To this end, the AGM, once held in the tranquil Asia Society on Park Avenue, has been switched to the safety of the Fox movie lot in Los Angeles. There is nothing like a media company in deep trouble for keeping journalists from doing their jobs. Reporters, just one per publication, armed with photo ID and credentials, must assemble at a parking garage to be bussed in to the studio, to dodge the protesters expected at the gates. The press may not ask questions at the meeting. The company that founded the Fox network, Fox News, and Fox Business insists that no TV cameras record the scene. As a concession to those unable to trek to the Coast, there will be an online audio stream.

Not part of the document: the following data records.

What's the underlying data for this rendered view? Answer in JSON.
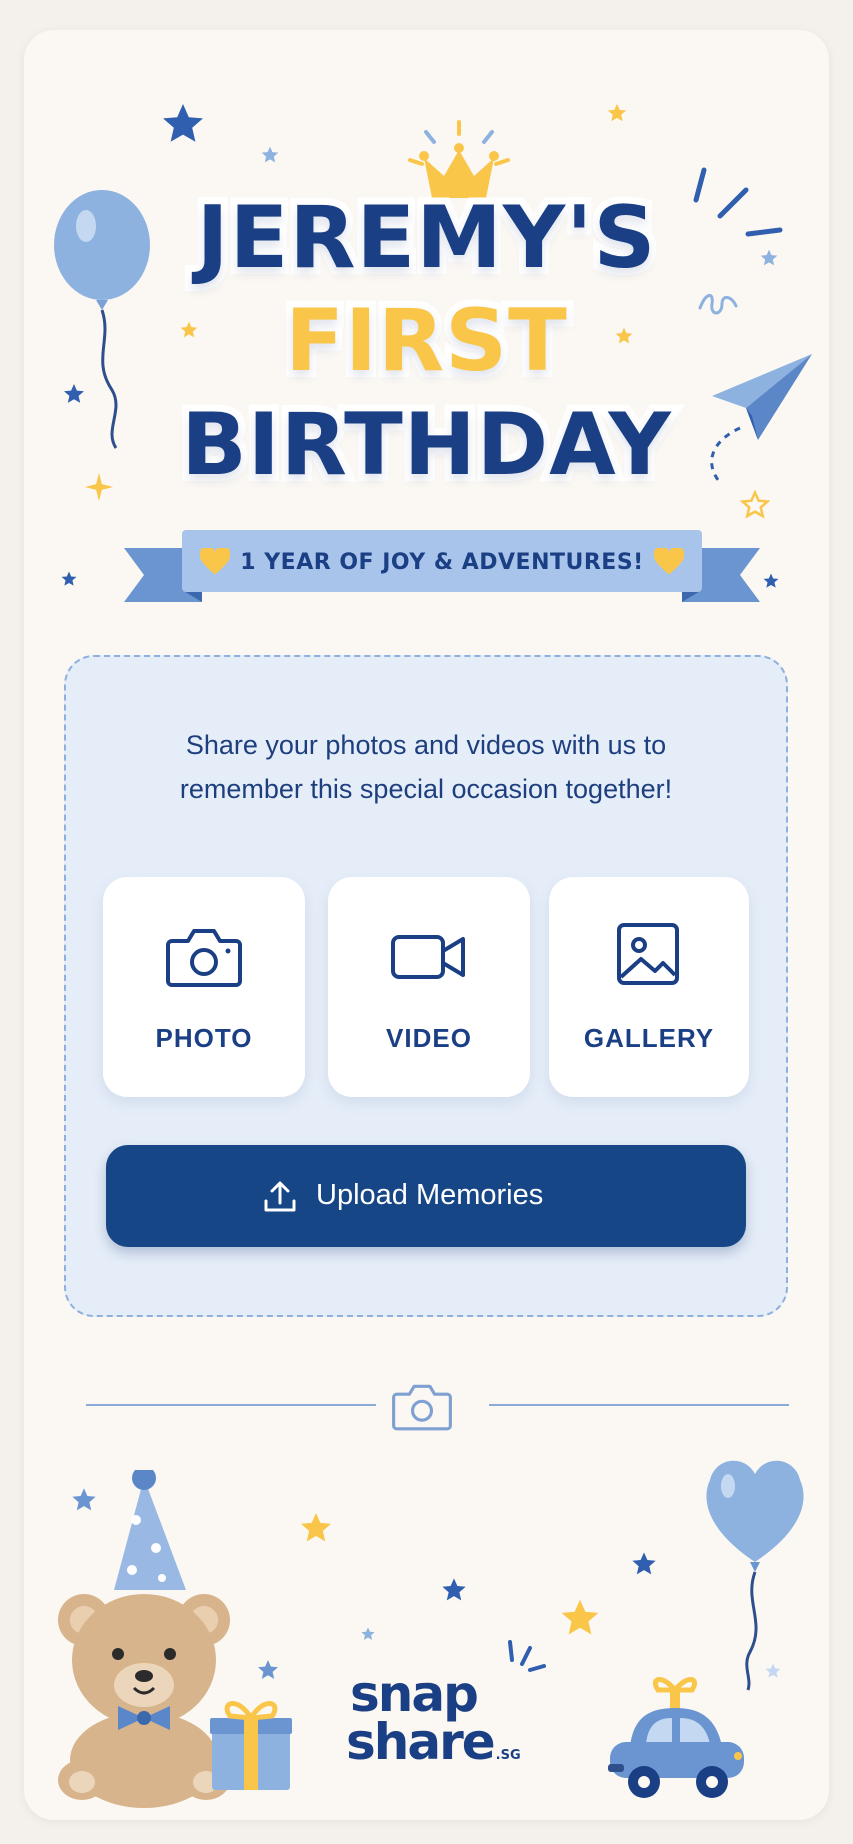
{
  "title": {
    "line1": "JEREMY'S",
    "line2": "FIRST",
    "line3": "BIRTHDAY"
  },
  "ribbon": {
    "text": "1 YEAR OF JOY & ADVENTURES!"
  },
  "upload_panel": {
    "message_line1": "Share your photos and videos with us to",
    "message_line2": "remember this special occasion together!",
    "options": [
      {
        "label": "PHOTO",
        "icon": "camera-icon"
      },
      {
        "label": "VIDEO",
        "icon": "video-camera-icon"
      },
      {
        "label": "GALLERY",
        "icon": "image-icon"
      }
    ],
    "upload_button_label": "Upload Memories"
  },
  "footer": {
    "logo_line1": "snap",
    "logo_line2": "share",
    "logo_suffix": ".SG"
  },
  "colors": {
    "navy": "#164685",
    "title_blue": "#1b3f84",
    "gold": "#f9c64a",
    "light_blue": "#8fb0dc",
    "panel_bg": "#e5edf8"
  }
}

Murdoch’s siege mentality is understandable, perhaps, in face of the unprecedented assaults on a company led by a man who is more used to dishing the dirt on his opponents than on ducking incoming flak. One set of shareholders is suing News Corp. because it is deemed to have overpaid for Shine, Rupert’s daughter Elizabeth’s London film company that gave her $214 million clear profit. Citing “rampant nepotism,” the writ says that “Murdoch has treated News Corp. like a family candy jar, which he raids whenever his appetite strikes.”
As new phone-hacking victims sue.
Thirteen new people who say News International hacked their phones have field suit against the company ahead of an approaching deadline. They include Shaun Russell, the father of a young girl who survived being attacked with a hammer while her mother and sister were killed. Sara Payne, whose “Sarah’s law” campaign against pedophiles was a pet project of Rebekah Brooks at News of the World, also sued, along with Princess Diana’s former butler Paul Burrell and pop star Dannii Minogue.
Before she was arrested last summer, former News International Executive Rebekah Brooks addressed the News of the World Staff to mark the tabloid's folding. Listen to what she had to say.
The ex-CEO’s wild red mane at a Parliament hearing was ballsy—and unwise.